• _TRY IT_
Print the whole listing again exactly, keeping no pictures in it.

• _AVAILABLE DATA_
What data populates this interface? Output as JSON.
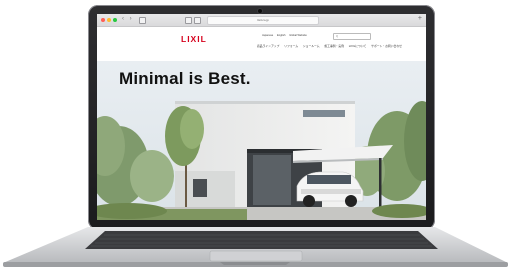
{
  "browser": {
    "url": "lixil.co.jp",
    "nav_arrows": "‹ ›"
  },
  "site": {
    "logo": "LIXIL",
    "utility_links": [
      "Japanese",
      "English",
      "Global Website"
    ],
    "search_placeholder": "Q",
    "nav_items": [
      "商品ラインアップ",
      "リフォーム",
      "ショールーム",
      "施工事例・実例",
      "LIXILについて",
      "サポート・お問い合わせ"
    ]
  },
  "hero": {
    "title": "Minimal is Best."
  },
  "colors": {
    "brand": "#d6001c",
    "laptop_body": "#2e2e31",
    "browser_chrome": "#e3e3e5"
  }
}
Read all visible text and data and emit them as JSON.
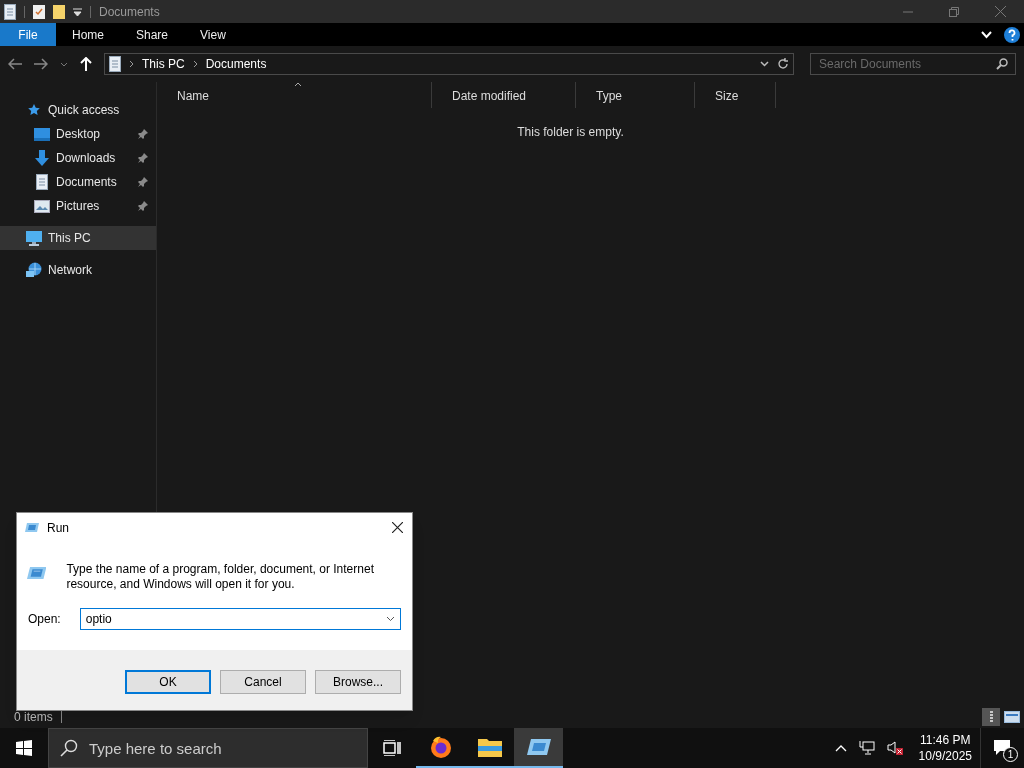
{
  "window": {
    "title": "Documents"
  },
  "ribbon": {
    "tabs": [
      {
        "label": "File",
        "selected": true
      },
      {
        "label": "Home",
        "selected": false
      },
      {
        "label": "Share",
        "selected": false
      },
      {
        "label": "View",
        "selected": false
      }
    ]
  },
  "address_bar": {
    "path": [
      "This PC",
      "Documents"
    ]
  },
  "search": {
    "placeholder": "Search Documents"
  },
  "sidebar": {
    "items": [
      {
        "label": "Quick access",
        "kind": "star",
        "selected": false,
        "children": [
          {
            "label": "Desktop",
            "kind": "desktop",
            "selected": false,
            "pinned": true
          },
          {
            "label": "Downloads",
            "kind": "download",
            "selected": false,
            "pinned": true
          },
          {
            "label": "Documents",
            "kind": "document",
            "selected": false,
            "pinned": true
          },
          {
            "label": "Pictures",
            "kind": "picture",
            "selected": false,
            "pinned": true
          }
        ]
      },
      {
        "label": "This PC",
        "kind": "pc",
        "selected": true
      },
      {
        "label": "Network",
        "kind": "network",
        "selected": false
      }
    ]
  },
  "columns": [
    {
      "label": "Name",
      "sorted": true
    },
    {
      "label": "Date modified",
      "sorted": false
    },
    {
      "label": "Type",
      "sorted": false
    },
    {
      "label": "Size",
      "sorted": false
    }
  ],
  "empty_message": "This folder is empty.",
  "status_bar": {
    "text": "0 items"
  },
  "run_dialog": {
    "title": "Run",
    "message": "Type the name of a program, folder, document, or Internet resource, and Windows will open it for you.",
    "open_label": "Open:",
    "value": "optio",
    "buttons": [
      {
        "label": "OK",
        "default": true
      },
      {
        "label": "Cancel",
        "default": false
      },
      {
        "label": "Browse...",
        "default": false
      }
    ]
  },
  "taskbar": {
    "search_placeholder": "Type here to search",
    "apps": [
      {
        "kind": "firefox",
        "active": false,
        "running": true
      },
      {
        "kind": "explorer",
        "active": false,
        "running": true
      },
      {
        "kind": "run",
        "active": true,
        "running": true
      }
    ],
    "time": "11:46 PM",
    "date": "10/9/2025",
    "notifications": "1"
  }
}
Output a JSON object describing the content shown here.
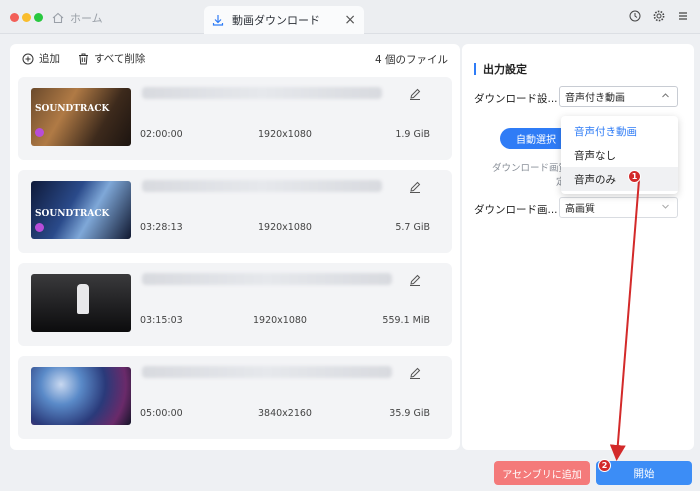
{
  "window": {
    "tabs": [
      {
        "label": "ホーム",
        "icon": "home-icon",
        "active": false
      },
      {
        "label": "動画ダウンロード",
        "icon": "download-icon",
        "active": true
      }
    ],
    "title_icons": [
      "history-icon",
      "gear-icon",
      "menu-icon"
    ]
  },
  "toolbar": {
    "add_label": "追加",
    "delete_all_label": "すべて削除",
    "file_count": "4 個のファイル"
  },
  "videos": [
    {
      "thumbnail_text": "SOUNDTRACK",
      "duration": "02:00:00",
      "resolution": "1920x1080",
      "size": "1.9 GiB"
    },
    {
      "thumbnail_text": "SOUNDTRACK",
      "duration": "03:28:13",
      "resolution": "1920x1080",
      "size": "5.7 GiB"
    },
    {
      "thumbnail_text": "",
      "duration": "03:15:03",
      "resolution": "1920x1080",
      "size": "559.1 MiB"
    },
    {
      "thumbnail_text": "",
      "duration": "05:00:00",
      "resolution": "3840x2160",
      "size": "35.9 GiB"
    }
  ],
  "output_settings": {
    "title": "出力設定",
    "download_setting_label": "ダウンロード設...",
    "download_setting_value": "音声付き動画",
    "auto_select_label": "自動選択",
    "hint_line1": "ダウンロード画質",
    "hint_line2": "定",
    "quality_label": "ダウンロード画...",
    "quality_value": "高画質",
    "dropdown_options": [
      "音声付き動画",
      "音声なし",
      "音声のみ"
    ]
  },
  "annotations": {
    "marker1": "1",
    "marker2": "2"
  },
  "buttons": {
    "add_to_assembly": "アセンブリに追加",
    "start": "開始"
  },
  "colors": {
    "accent": "#2f7cf6",
    "annotation": "#d32a2a",
    "add_button": "#f47a7a"
  }
}
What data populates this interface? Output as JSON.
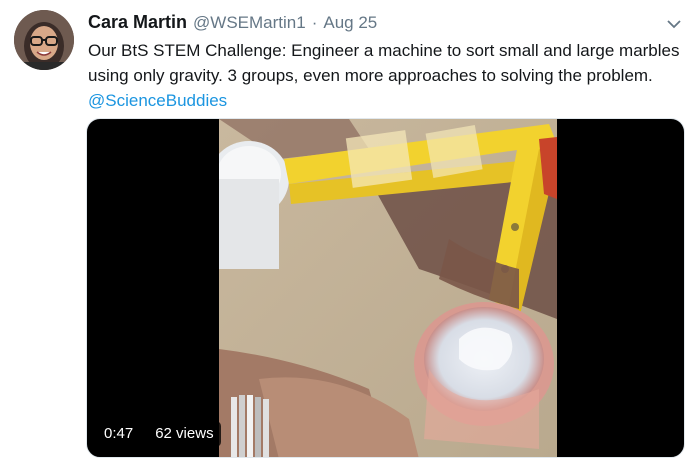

• _TASK RESPONSE_
What data populates this interface? Output as JSON.
{
  "browser": {
    "url": "lixil.co.jp",
    "nav_arrows": "‹ ›"
  },
  "site": {
    "logo": "LIXIL",
    "utility_links": [
      "Japanese",
      "English",
      "Global Website"
    ],
    "search_placeholder": "Q",
    "nav_items": [
      "商品ラインアップ",
      "リフォーム",
      "ショールーム",
      "施工事例・実例",
      "LIXILについて",
      "サポート・お問い合わせ"
    ]
  },
  "hero": {
    "title": "Minimal is Best."
  },
  "colors": {
    "brand": "#d6001c",
    "laptop_body": "#2e2e31",
    "browser_chrome": "#e3e3e5"
  }
}
Read all visible text and data and emit them as JSON.
{
  "window": {
    "title": "Documents"
  },
  "ribbon": {
    "tabs": [
      {
        "label": "File",
        "selected": true
      },
      {
        "label": "Home",
        "selected": false
      },
      {
        "label": "Share",
        "selected": false
      },
      {
        "label": "View",
        "selected": false
      }
    ]
  },
  "address_bar": {
    "path": [
      "This PC",
      "Documents"
    ]
  },
  "search": {
    "placeholder": "Search Documents"
  },
  "sidebar": {
    "items": [
      {
        "label": "Quick access",
        "kind": "star",
        "selected": false,
        "children": [
          {
            "label": "Desktop",
            "kind": "desktop",
            "selected": false,
            "pinned": true
          },
          {
            "label": "Downloads",
            "kind": "download",
            "selected": false,
            "pinned": true
          },
          {
            "label": "Documents",
            "kind": "document",
            "selected": false,
            "pinned": true
          },
          {
            "label": "Pictures",
            "kind": "picture",
            "selected": false,
            "pinned": true
          }
        ]
      },
      {
        "label": "This PC",
        "kind": "pc",
        "selected": true
      },
      {
        "label": "Network",
        "kind": "network",
        "selected": false
      }
    ]
  },
  "columns": [
    {
      "label": "Name",
      "sorted": true
    },
    {
      "label": "Date modified",
      "sorted": false
    },
    {
      "label": "Type",
      "sorted": false
    },
    {
      "label": "Size",
      "sorted": false
    }
  ],
  "empty_message": "This folder is empty.",
  "status_bar": {
    "text": "0 items"
  },
  "run_dialog": {
    "title": "Run",
    "message": "Type the name of a program, folder, document, or Internet resource, and Windows will open it for you.",
    "open_label": "Open:",
    "value": "optio",
    "buttons": [
      {
        "label": "OK",
        "default": true
      },
      {
        "label": "Cancel",
        "default": false
      },
      {
        "label": "Browse...",
        "default": false
      }
    ]
  },
  "taskbar": {
    "search_placeholder": "Type here to search",
    "apps": [
      {
        "kind": "firefox",
        "active": false,
        "running": true
      },
      {
        "kind": "explorer",
        "active": false,
        "running": true
      },
      {
        "kind": "run",
        "active": true,
        "running": true
      }
    ],
    "time": "11:46 PM",
    "date": "10/9/2025",
    "notifications": "1"
  }
}
Output a JSON object describing the content shown here.
{
  "window": {
    "tabs": [
      {
        "label": "ホーム",
        "icon": "home-icon",
        "active": false
      },
      {
        "label": "動画ダウンロード",
        "icon": "download-icon",
        "active": true
      }
    ],
    "title_icons": [
      "history-icon",
      "gear-icon",
      "menu-icon"
    ]
  },
  "toolbar": {
    "add_label": "追加",
    "delete_all_label": "すべて削除",
    "file_count": "4 個のファイル"
  },
  "videos": [
    {
      "thumbnail_text": "SOUNDTRACK",
      "duration": "02:00:00",
      "resolution": "1920x1080",
      "size": "1.9 GiB"
    },
    {
      "thumbnail_text": "SOUNDTRACK",
      "duration": "03:28:13",
      "resolution": "1920x1080",
      "size": "5.7 GiB"
    },
    {
      "thumbnail_text": "",
      "duration": "03:15:03",
      "resolution": "1920x1080",
      "size": "559.1 MiB"
    },
    {
      "thumbnail_text": "",
      "duration": "05:00:00",
      "resolution": "3840x2160",
      "size": "35.9 GiB"
    }
  ],
  "output_settings": {
    "title": "出力設定",
    "download_setting_label": "ダウンロード設...",
    "download_setting_value": "音声付き動画",
    "auto_select_label": "自動選択",
    "hint_line1": "ダウンロード画質",
    "hint_line2": "定",
    "quality_label": "ダウンロード画...",
    "quality_value": "高画質",
    "dropdown_options": [
      "音声付き動画",
      "音声なし",
      "音声のみ"
    ]
  },
  "annotations": {
    "marker1": "1",
    "marker2": "2"
  },
  "buttons": {
    "add_to_assembly": "アセンブリに追加",
    "start": "開始"
  },
  "colors": {
    "accent": "#2f7cf6",
    "annotation": "#d32a2a",
    "add_button": "#f47a7a"
  }
}
What data populates this interface? Output as JSON.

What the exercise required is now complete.